Although FBI agents managed to piece together much about the couple, they wanted to review the contacts, messages and other information on the phone in hopes it would help answer whether the killers had accomplices, among other questions.
Worried that Farook had activated a security feature making an iPhone inoperable after 10 failed attempts to enter a four-digit security code, agents approached Apple for assistance in getting into the device.
Until the correct security code is entered, Apple's encryption software keeps the contents of the phone scrambled.
Agents wanted Apple to write a new operating system that would bypass the 10-attempt limit on the security code and other security measures.

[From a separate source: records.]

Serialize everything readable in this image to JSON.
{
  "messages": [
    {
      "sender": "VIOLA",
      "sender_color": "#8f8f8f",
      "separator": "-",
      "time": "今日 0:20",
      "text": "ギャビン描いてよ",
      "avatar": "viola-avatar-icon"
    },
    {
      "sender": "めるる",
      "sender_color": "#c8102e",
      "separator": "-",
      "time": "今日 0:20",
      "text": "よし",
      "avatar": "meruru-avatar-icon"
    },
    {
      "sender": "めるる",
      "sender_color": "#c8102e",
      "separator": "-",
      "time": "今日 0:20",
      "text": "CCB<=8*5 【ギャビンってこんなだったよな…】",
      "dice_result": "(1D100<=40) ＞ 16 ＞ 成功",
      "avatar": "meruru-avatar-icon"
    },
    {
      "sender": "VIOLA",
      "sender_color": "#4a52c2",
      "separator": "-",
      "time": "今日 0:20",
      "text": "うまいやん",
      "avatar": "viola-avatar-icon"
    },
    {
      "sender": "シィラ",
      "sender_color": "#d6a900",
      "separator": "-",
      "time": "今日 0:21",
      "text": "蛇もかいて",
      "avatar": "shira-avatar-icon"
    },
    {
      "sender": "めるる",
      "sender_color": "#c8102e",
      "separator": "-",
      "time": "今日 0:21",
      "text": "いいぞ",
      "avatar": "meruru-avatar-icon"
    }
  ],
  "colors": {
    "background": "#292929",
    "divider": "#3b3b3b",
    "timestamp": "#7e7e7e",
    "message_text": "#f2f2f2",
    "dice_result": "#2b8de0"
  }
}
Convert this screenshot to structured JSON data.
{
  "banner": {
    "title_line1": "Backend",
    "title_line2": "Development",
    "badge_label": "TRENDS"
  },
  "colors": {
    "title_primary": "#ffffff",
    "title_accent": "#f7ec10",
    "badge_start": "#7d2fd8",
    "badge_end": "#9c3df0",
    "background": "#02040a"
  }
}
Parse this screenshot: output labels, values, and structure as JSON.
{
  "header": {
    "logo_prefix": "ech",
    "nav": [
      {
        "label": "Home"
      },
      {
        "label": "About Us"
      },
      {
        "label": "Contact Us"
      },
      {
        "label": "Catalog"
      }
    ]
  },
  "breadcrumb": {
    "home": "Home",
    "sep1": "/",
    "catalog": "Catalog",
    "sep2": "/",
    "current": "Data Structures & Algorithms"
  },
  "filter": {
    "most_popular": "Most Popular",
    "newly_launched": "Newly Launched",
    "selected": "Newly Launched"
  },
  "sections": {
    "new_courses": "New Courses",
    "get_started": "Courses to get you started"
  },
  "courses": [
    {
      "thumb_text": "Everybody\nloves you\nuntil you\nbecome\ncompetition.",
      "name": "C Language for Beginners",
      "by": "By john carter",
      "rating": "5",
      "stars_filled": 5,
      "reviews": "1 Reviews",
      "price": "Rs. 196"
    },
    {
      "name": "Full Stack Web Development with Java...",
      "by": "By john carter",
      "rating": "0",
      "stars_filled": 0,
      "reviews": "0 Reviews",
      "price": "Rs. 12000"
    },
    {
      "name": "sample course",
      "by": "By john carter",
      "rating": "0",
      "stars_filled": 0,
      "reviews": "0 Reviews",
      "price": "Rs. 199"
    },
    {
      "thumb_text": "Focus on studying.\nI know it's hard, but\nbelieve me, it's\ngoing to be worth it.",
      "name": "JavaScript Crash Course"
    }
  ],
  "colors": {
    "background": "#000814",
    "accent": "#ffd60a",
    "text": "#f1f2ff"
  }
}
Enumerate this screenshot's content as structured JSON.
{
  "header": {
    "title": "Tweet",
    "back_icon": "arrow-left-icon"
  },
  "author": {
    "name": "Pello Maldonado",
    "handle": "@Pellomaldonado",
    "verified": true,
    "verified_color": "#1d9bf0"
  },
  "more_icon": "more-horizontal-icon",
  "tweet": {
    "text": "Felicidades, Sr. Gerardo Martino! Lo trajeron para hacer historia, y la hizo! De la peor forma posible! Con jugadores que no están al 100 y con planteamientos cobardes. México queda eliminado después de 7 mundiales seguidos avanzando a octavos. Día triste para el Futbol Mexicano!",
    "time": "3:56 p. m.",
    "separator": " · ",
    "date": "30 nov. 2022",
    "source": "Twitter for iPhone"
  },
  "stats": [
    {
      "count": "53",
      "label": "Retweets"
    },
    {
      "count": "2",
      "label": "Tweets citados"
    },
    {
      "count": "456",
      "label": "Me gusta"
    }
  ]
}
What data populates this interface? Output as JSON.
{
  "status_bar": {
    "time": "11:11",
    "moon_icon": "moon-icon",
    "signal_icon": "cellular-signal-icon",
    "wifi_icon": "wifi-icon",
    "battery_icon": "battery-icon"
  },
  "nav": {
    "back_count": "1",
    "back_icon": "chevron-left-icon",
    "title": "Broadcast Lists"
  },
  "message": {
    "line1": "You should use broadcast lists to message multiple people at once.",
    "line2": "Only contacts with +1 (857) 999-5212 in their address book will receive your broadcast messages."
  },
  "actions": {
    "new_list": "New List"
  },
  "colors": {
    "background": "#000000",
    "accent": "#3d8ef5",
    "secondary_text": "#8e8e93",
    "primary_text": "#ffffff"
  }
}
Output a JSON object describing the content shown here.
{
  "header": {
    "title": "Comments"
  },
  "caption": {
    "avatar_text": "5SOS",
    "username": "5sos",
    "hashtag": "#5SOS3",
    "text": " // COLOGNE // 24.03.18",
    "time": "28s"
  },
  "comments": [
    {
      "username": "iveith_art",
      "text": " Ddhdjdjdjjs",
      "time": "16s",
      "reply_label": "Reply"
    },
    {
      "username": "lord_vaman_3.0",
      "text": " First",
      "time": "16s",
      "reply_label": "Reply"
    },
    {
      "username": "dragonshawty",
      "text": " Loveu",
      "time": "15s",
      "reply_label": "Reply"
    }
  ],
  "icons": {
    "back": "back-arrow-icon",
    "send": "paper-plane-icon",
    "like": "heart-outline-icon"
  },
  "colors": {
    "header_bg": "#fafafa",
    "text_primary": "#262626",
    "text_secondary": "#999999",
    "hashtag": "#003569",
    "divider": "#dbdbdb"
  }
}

With this done, agents then planned to use a computer program to churn through the 10,000 possible passcodes until they hit upon the right one.
When the world's most valuable company refused, Decker looked to Pym. The judge granted prosecutors' request for an order forcing Apple to help but delayed making a final decision until after the two sides had a chance to make their case. The evening before a court hearing to decide the matter, Decker's team sprung the announcement about getting help from the outside group.
On Monday, David Bowdich, the FBI's assistant director in charge of the Los Angeles office, issued a statement about the analysis of the phone's content.
"We promised to explore every investigative avenue in order to learn whether the San Bernardino suspects were working with others, were targeting others, or whether or not they were supported by others," he said. "These questions may not be fully resolved, but I am satisfied that we have access to more answers than we did before."
Apple attorneys said last week they will explore legal options to force the FBI to turn over details of the hacking method. They declined to elaborate Monday.
The fact that a way into Farook's iPhone had been discovered, the attorneys said, underscored the fears the tech giant has repeatedly expressed during its legal fight with the government: that the company must contend with constant attempts by outside parties to worm past Apple's security measures.
Technology executives and privacy advocates viewed the government's decision to end the case as a fleeting victory.
As companies make it increasingly difficult for investigators to access information on smartphones and other devices with heightened encryption and security, they expressed concern that the larger debate over balancing the needs of government and private industry remained unresolved.
"This case was never about just one phone. It was about an unprecedented power grab by the government that was a threat to everyone's security and privacy," said Alex Abdo, an attorney for the American Civil Liberties Union. "Unfortunately, today's news appears to be just a delay of an inevitable fight over whether the FBI can force Apple to undermine the security of its own products."
Aaron Levie, chief executive of online storage
provider Box Inc., said other legal skirmishes on the
same issues will occur until there is "a broader conversation around the policy,
regulation and laws in a digital world and what does it mean to have secure technology."
Apple itself highlighted the difficulty in resolving these tensions, saying in its statement Monday that it planned to "continue to
help law enforcement with their investigations … and we will continue to increase the security of our products as the threats and attacks on our data become more frequent and more sophisticated."
Stephen Larson, an attorney representing the families of several people killed in the attack, said the focus should remain on the victims.
"Our concern from Day One has been obtaining information of potentially great importance to both law enforcement and the victims of terrorism," Larson wrote in an email to The Times. "For this to have dragged out in court battles would not have served the interests of either."
Times staff writer Del Wilber contributed to this report.